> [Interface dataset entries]
● ● ● ● ●
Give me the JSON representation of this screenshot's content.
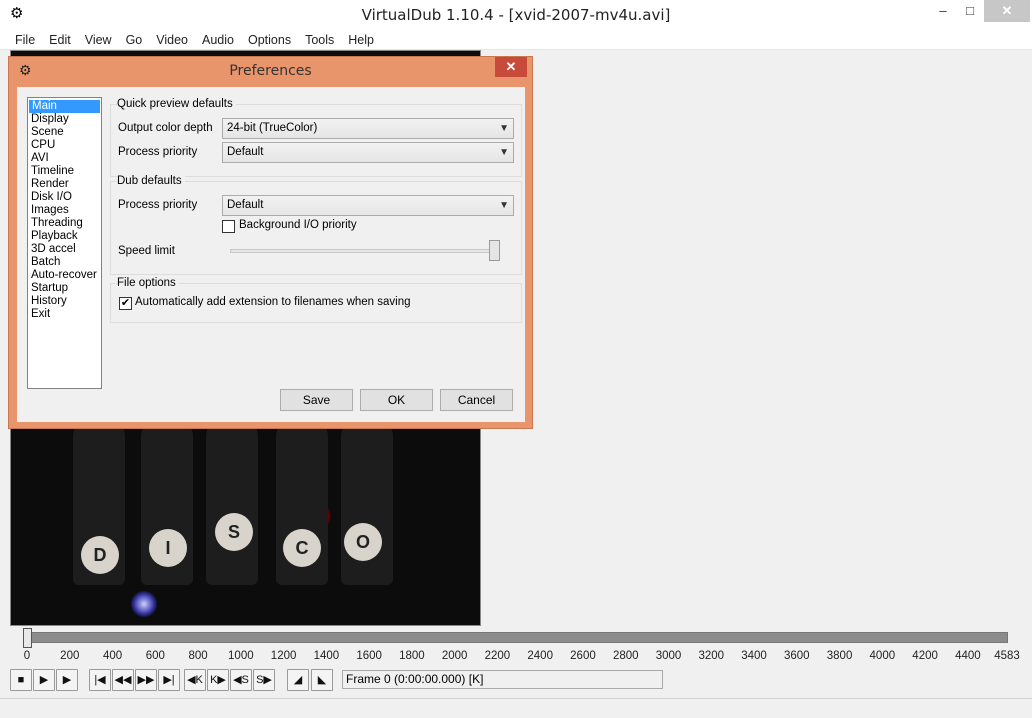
{
  "window": {
    "title": "VirtualDub 1.10.4 - [xvid-2007-mv4u.avi]",
    "app_icon": "gear-icon",
    "controls": {
      "minimize": "–",
      "maximize": "□",
      "close": "✕"
    }
  },
  "menu": [
    "File",
    "Edit",
    "View",
    "Go",
    "Video",
    "Audio",
    "Options",
    "Tools",
    "Help"
  ],
  "video": {
    "ball_letters": [
      "D",
      "I",
      "S",
      "C",
      "O"
    ]
  },
  "timeline": {
    "position_frames": 0,
    "max_frames": 4583,
    "ticks": [
      "0",
      "200",
      "400",
      "600",
      "800",
      "1000",
      "1200",
      "1400",
      "1600",
      "1800",
      "2000",
      "2200",
      "2400",
      "2600",
      "2800",
      "3000",
      "3200",
      "3400",
      "3600",
      "3800",
      "4000",
      "4200",
      "4400",
      "4583"
    ]
  },
  "toolbar": {
    "buttons": [
      {
        "name": "stop-button",
        "icon": "stop-icon",
        "glyph": "■"
      },
      {
        "name": "play-input-button",
        "icon": "play-input-icon",
        "glyph": "▶"
      },
      {
        "name": "play-output-button",
        "icon": "play-output-icon",
        "glyph": "▶"
      },
      {
        "name": "go-start-button",
        "icon": "go-start-icon",
        "glyph": "|◀"
      },
      {
        "name": "step-back-button",
        "icon": "step-back-icon",
        "glyph": "◀◀"
      },
      {
        "name": "step-forward-button",
        "icon": "step-forward-icon",
        "glyph": "▶▶"
      },
      {
        "name": "go-end-button",
        "icon": "go-end-icon",
        "glyph": "▶|"
      },
      {
        "name": "prev-keyframe-button",
        "icon": "prev-keyframe-icon",
        "glyph": "◀K"
      },
      {
        "name": "next-keyframe-button",
        "icon": "next-keyframe-icon",
        "glyph": "K▶"
      },
      {
        "name": "scene-back-button",
        "icon": "scene-back-icon",
        "glyph": "◀S"
      },
      {
        "name": "scene-forward-button",
        "icon": "scene-forward-icon",
        "glyph": "S▶"
      },
      {
        "name": "mark-in-button",
        "icon": "mark-in-icon",
        "glyph": "◢"
      },
      {
        "name": "mark-out-button",
        "icon": "mark-out-icon",
        "glyph": "◣"
      }
    ],
    "frame_readout": "Frame 0 (0:00:00.000) [K]"
  },
  "preferences": {
    "title": "Preferences",
    "icon": "gear-icon",
    "close_glyph": "✕",
    "categories": [
      "Main",
      "Display",
      "Scene",
      "CPU",
      "AVI",
      "Timeline",
      "Render",
      "Disk I/O",
      "Images",
      "Threading",
      "Playback",
      "3D accel",
      "Batch",
      "Auto-recover",
      "Startup",
      "History",
      "Exit"
    ],
    "selected_category": "Main",
    "quick_preview": {
      "group_label": "Quick preview defaults",
      "output_color_depth_label": "Output color depth",
      "output_color_depth_value": "24-bit (TrueColor)",
      "process_priority_label": "Process priority",
      "process_priority_value": "Default"
    },
    "dub_defaults": {
      "group_label": "Dub defaults",
      "process_priority_label": "Process priority",
      "process_priority_value": "Default",
      "background_io_label": "Background I/O priority",
      "background_io_checked": false,
      "speed_limit_label": "Speed limit",
      "speed_limit_fraction": 1.0
    },
    "file_options": {
      "group_label": "File options",
      "auto_extension_label": "Automatically add extension to filenames when saving",
      "auto_extension_checked": true
    },
    "buttons": {
      "save": "Save",
      "ok": "OK",
      "cancel": "Cancel"
    }
  },
  "colors": {
    "dialog_frame": "#e9956c",
    "selection": "#3399ff",
    "close_red": "#c74a3a"
  }
}
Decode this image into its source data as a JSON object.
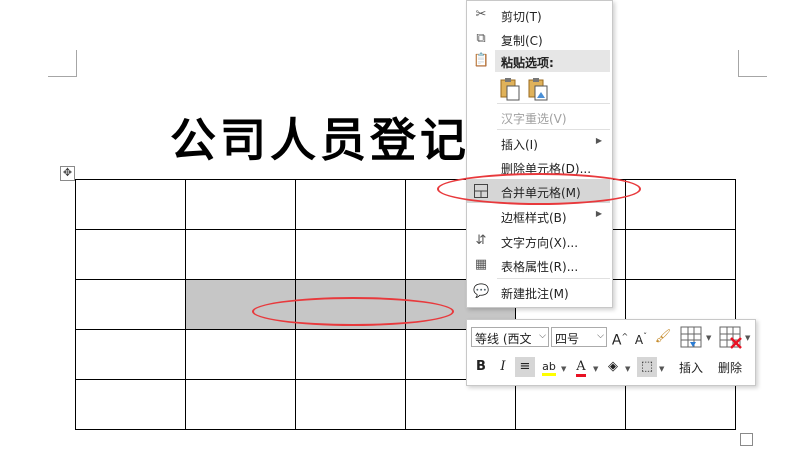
{
  "document": {
    "title": "公司人员登记表",
    "table_rows": 5,
    "table_cols": 6,
    "selected_cells": "row 3, columns 2-4"
  },
  "context_menu": {
    "items": [
      {
        "icon": "scissors-icon",
        "label": "剪切(T)",
        "enabled": true
      },
      {
        "icon": "copy-icon",
        "label": "复制(C)",
        "enabled": true
      },
      {
        "icon": "paste-icon",
        "label": "粘贴选项:",
        "enabled": true
      },
      {
        "label": "汉字重选(V)",
        "enabled": false
      },
      {
        "label": "插入(I)",
        "submenu": true,
        "enabled": true
      },
      {
        "label": "删除单元格(D)...",
        "enabled": true
      },
      {
        "icon": "merge-cells-icon",
        "label": "合并单元格(M)",
        "enabled": true,
        "highlighted": true
      },
      {
        "label": "边框样式(B)",
        "submenu": true,
        "enabled": true
      },
      {
        "icon": "text-direction-icon",
        "label": "文字方向(X)...",
        "enabled": true
      },
      {
        "icon": "table-properties-icon",
        "label": "表格属性(R)...",
        "enabled": true
      },
      {
        "icon": "new-comment-icon",
        "label": "新建批注(M)",
        "enabled": true
      }
    ]
  },
  "mini_toolbar": {
    "font_name": "等线 (西文",
    "font_size": "四号",
    "insert_label": "插入",
    "delete_label": "删除",
    "bold": "B",
    "italic": "I",
    "font_color_glyph": "A",
    "grow_font_glyph": "A",
    "shrink_font_glyph": "A",
    "highlight_glyph": "ab",
    "font_color_hex": "#e81123",
    "highlight_color_hex": "#ffff00"
  },
  "colors": {
    "annotation_red": "#e8393c",
    "menu_highlight": "#d6d6d6",
    "cell_selected": "#c6c6c6"
  }
}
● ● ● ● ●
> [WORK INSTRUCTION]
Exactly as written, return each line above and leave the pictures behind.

> [FINISHED EXERCISE]
Give me the JSON representation of this screenshot's content.
{
  "window": {
    "title": "VirtualDub 1.10.4 - [xvid-2007-mv4u.avi]",
    "app_icon": "gear-icon",
    "controls": {
      "minimize": "–",
      "maximize": "□",
      "close": "✕"
    }
  },
  "menu": [
    "File",
    "Edit",
    "View",
    "Go",
    "Video",
    "Audio",
    "Options",
    "Tools",
    "Help"
  ],
  "video": {
    "ball_letters": [
      "D",
      "I",
      "S",
      "C",
      "O"
    ]
  },
  "timeline": {
    "position_frames": 0,
    "max_frames": 4583,
    "ticks": [
      "0",
      "200",
      "400",
      "600",
      "800",
      "1000",
      "1200",
      "1400",
      "1600",
      "1800",
      "2000",
      "2200",
      "2400",
      "2600",
      "2800",
      "3000",
      "3200",
      "3400",
      "3600",
      "3800",
      "4000",
      "4200",
      "4400",
      "4583"
    ]
  },
  "toolbar": {
    "buttons": [
      {
        "name": "stop-button",
        "icon": "stop-icon",
        "glyph": "■"
      },
      {
        "name": "play-input-button",
        "icon": "play-input-icon",
        "glyph": "▶"
      },
      {
        "name": "play-output-button",
        "icon": "play-output-icon",
        "glyph": "▶"
      },
      {
        "name": "go-start-button",
        "icon": "go-start-icon",
        "glyph": "|◀"
      },
      {
        "name": "step-back-button",
        "icon": "step-back-icon",
        "glyph": "◀◀"
      },
      {
        "name": "step-forward-button",
        "icon": "step-forward-icon",
        "glyph": "▶▶"
      },
      {
        "name": "go-end-button",
        "icon": "go-end-icon",
        "glyph": "▶|"
      },
      {
        "name": "prev-keyframe-button",
        "icon": "prev-keyframe-icon",
        "glyph": "◀K"
      },
      {
        "name": "next-keyframe-button",
        "icon": "next-keyframe-icon",
        "glyph": "K▶"
      },
      {
        "name": "scene-back-button",
        "icon": "scene-back-icon",
        "glyph": "◀S"
      },
      {
        "name": "scene-forward-button",
        "icon": "scene-forward-icon",
        "glyph": "S▶"
      },
      {
        "name": "mark-in-button",
        "icon": "mark-in-icon",
        "glyph": "◢"
      },
      {
        "name": "mark-out-button",
        "icon": "mark-out-icon",
        "glyph": "◣"
      }
    ],
    "frame_readout": "Frame 0 (0:00:00.000) [K]"
  },
  "preferences": {
    "title": "Preferences",
    "icon": "gear-icon",
    "close_glyph": "✕",
    "categories": [
      "Main",
      "Display",
      "Scene",
      "CPU",
      "AVI",
      "Timeline",
      "Render",
      "Disk I/O",
      "Images",
      "Threading",
      "Playback",
      "3D accel",
      "Batch",
      "Auto-recover",
      "Startup",
      "History",
      "Exit"
    ],
    "selected_category": "Main",
    "quick_preview": {
      "group_label": "Quick preview defaults",
      "output_color_depth_label": "Output color depth",
      "output_color_depth_value": "24-bit (TrueColor)",
      "process_priority_label": "Process priority",
      "process_priority_value": "Default"
    },
    "dub_defaults": {
      "group_label": "Dub defaults",
      "process_priority_label": "Process priority",
      "process_priority_value": "Default",
      "background_io_label": "Background I/O priority",
      "background_io_checked": false,
      "speed_limit_label": "Speed limit",
      "speed_limit_fraction": 1.0
    },
    "file_options": {
      "group_label": "File options",
      "auto_extension_label": "Automatically add extension to filenames when saving",
      "auto_extension_checked": true
    },
    "buttons": {
      "save": "Save",
      "ok": "OK",
      "cancel": "Cancel"
    }
  },
  "colors": {
    "dialog_frame": "#e9956c",
    "selection": "#3399ff",
    "close_red": "#c74a3a"
  }
}
Decode this image into its source data as a JSON object.
{
  "document": {
    "title": "公司人员登记表",
    "table_rows": 5,
    "table_cols": 6,
    "selected_cells": "row 3, columns 2-4"
  },
  "context_menu": {
    "items": [
      {
        "icon": "scissors-icon",
        "label": "剪切(T)",
        "enabled": true
      },
      {
        "icon": "copy-icon",
        "label": "复制(C)",
        "enabled": true
      },
      {
        "icon": "paste-icon",
        "label": "粘贴选项:",
        "enabled": true
      },
      {
        "label": "汉字重选(V)",
        "enabled": false
      },
      {
        "label": "插入(I)",
        "submenu": true,
        "enabled": true
      },
      {
        "label": "删除单元格(D)...",
        "enabled": true
      },
      {
        "icon": "merge-cells-icon",
        "label": "合并单元格(M)",
        "enabled": true,
        "highlighted": true
      },
      {
        "label": "边框样式(B)",
        "submenu": true,
        "enabled": true
      },
      {
        "icon": "text-direction-icon",
        "label": "文字方向(X)...",
        "enabled": true
      },
      {
        "icon": "table-properties-icon",
        "label": "表格属性(R)...",
        "enabled": true
      },
      {
        "icon": "new-comment-icon",
        "label": "新建批注(M)",
        "enabled": true
      }
    ]
  },
  "mini_toolbar": {
    "font_name": "等线 (西文",
    "font_size": "四号",
    "insert_label": "插入",
    "delete_label": "删除",
    "bold": "B",
    "italic": "I",
    "font_color_glyph": "A",
    "grow_font_glyph": "A",
    "shrink_font_glyph": "A",
    "highlight_glyph": "ab",
    "font_color_hex": "#e81123",
    "highlight_color_hex": "#ffff00"
  },
  "colors": {
    "annotation_red": "#e8393c",
    "menu_highlight": "#d6d6d6",
    "cell_selected": "#c6c6c6"
  }
}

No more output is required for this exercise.